[Supplied records Boundary: Start]

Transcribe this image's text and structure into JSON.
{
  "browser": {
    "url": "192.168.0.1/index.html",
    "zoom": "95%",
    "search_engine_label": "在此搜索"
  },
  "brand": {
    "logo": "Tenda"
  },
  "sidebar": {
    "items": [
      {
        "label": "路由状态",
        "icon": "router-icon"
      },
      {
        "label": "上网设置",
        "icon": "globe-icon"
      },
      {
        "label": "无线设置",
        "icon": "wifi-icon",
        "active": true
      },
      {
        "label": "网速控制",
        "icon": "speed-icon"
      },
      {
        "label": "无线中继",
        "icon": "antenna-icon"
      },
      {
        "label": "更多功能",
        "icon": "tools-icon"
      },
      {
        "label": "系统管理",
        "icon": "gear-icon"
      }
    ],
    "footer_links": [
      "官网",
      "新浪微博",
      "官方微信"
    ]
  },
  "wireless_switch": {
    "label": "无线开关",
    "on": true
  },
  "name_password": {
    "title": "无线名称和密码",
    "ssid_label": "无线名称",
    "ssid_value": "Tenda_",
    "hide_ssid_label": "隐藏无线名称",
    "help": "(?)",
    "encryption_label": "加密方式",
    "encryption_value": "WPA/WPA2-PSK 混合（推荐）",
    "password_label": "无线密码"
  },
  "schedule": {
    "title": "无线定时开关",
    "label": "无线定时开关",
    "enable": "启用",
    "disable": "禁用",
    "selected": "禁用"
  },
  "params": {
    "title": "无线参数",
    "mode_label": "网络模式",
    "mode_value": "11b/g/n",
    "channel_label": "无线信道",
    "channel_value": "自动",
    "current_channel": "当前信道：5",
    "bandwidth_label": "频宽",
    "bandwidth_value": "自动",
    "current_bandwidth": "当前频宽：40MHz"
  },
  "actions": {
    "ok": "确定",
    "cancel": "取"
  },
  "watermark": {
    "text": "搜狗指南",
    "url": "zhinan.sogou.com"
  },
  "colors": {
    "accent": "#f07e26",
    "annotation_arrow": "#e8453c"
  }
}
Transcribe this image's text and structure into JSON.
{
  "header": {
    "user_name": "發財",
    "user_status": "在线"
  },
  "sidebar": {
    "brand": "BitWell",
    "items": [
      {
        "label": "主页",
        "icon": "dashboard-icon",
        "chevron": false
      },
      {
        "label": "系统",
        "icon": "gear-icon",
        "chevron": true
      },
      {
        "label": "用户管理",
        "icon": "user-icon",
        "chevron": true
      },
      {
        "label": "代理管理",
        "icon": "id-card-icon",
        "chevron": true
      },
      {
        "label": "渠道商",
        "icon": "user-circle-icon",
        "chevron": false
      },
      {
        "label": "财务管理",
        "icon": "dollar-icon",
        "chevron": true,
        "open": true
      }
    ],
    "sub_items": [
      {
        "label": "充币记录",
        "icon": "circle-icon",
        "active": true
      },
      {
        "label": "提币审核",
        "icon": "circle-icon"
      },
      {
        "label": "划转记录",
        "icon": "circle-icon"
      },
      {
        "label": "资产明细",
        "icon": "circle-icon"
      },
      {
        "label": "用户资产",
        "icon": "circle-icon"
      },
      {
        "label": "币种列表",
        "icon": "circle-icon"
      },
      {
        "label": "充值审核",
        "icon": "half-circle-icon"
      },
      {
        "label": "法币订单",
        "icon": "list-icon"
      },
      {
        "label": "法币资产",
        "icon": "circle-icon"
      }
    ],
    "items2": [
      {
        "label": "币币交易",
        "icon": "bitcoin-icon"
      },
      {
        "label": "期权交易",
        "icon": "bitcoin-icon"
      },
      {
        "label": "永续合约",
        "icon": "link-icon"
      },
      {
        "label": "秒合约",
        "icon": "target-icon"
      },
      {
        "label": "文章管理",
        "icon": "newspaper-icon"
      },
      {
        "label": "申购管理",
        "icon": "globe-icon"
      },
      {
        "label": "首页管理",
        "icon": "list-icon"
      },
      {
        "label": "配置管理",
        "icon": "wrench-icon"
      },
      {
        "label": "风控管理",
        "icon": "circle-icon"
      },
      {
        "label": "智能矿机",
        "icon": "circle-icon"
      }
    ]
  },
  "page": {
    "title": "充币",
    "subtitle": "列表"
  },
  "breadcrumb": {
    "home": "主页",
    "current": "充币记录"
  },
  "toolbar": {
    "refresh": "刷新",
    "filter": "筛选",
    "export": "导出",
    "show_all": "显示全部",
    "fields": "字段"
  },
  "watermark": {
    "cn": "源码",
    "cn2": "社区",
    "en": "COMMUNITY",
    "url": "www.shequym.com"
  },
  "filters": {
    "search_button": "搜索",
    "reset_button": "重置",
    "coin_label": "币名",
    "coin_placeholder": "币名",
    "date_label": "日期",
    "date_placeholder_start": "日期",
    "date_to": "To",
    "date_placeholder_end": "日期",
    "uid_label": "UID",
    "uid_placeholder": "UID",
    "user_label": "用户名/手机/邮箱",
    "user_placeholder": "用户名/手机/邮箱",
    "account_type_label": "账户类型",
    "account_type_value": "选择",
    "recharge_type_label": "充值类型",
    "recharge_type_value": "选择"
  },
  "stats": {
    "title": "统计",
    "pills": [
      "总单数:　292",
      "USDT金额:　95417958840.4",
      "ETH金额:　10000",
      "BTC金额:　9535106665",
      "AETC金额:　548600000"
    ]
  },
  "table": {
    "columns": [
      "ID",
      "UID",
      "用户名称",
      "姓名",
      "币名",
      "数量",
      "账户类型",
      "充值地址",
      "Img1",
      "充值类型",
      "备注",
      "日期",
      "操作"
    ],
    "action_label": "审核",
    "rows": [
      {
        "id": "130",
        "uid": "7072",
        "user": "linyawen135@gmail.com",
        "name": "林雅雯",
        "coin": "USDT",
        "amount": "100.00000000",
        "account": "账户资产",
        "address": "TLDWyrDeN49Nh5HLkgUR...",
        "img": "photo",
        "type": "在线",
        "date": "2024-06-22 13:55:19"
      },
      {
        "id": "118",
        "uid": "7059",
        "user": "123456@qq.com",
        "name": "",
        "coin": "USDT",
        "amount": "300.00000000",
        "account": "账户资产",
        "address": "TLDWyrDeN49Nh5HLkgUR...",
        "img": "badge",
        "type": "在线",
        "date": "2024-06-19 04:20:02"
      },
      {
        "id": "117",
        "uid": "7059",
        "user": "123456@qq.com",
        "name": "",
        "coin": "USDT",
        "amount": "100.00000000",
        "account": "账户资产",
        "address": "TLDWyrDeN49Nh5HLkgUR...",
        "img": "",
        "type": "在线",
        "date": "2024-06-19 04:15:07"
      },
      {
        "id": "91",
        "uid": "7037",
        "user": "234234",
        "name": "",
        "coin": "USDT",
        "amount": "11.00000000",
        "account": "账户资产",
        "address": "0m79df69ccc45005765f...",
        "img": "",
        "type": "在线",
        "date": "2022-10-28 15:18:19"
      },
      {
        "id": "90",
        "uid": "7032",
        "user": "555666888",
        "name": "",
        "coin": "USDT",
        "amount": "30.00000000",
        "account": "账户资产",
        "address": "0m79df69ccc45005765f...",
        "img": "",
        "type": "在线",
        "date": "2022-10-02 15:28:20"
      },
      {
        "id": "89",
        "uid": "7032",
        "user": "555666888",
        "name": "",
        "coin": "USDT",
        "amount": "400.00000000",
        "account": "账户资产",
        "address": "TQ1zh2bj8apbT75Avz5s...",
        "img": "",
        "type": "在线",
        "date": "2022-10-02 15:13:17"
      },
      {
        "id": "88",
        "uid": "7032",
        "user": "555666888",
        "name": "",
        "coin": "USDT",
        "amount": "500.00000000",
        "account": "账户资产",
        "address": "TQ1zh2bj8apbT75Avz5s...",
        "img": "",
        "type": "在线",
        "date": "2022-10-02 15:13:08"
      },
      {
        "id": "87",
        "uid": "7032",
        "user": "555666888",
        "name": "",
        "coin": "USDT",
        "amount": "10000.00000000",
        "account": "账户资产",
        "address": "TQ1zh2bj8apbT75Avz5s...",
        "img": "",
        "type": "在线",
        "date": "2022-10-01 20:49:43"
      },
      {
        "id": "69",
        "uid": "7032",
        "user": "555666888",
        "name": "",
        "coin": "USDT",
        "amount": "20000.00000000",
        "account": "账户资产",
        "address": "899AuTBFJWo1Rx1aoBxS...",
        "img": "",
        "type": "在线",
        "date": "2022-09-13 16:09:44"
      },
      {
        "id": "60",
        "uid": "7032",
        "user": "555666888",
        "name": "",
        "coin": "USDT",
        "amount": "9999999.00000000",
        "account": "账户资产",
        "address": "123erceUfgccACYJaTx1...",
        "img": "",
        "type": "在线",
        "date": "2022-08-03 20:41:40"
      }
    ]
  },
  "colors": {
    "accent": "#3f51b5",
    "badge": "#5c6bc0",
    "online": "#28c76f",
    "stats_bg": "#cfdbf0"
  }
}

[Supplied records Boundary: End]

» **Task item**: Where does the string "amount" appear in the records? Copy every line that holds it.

» **Output for this exercise**:
        "amount": "100.00000000",
        "amount": "300.00000000",
        "amount": "100.00000000",
        "amount": "11.00000000",
        "amount": "30.00000000",
        "amount": "400.00000000",
        "amount": "500.00000000",
        "amount": "10000.00000000",
        "amount": "20000.00000000",
        "amount": "9999999.00000000",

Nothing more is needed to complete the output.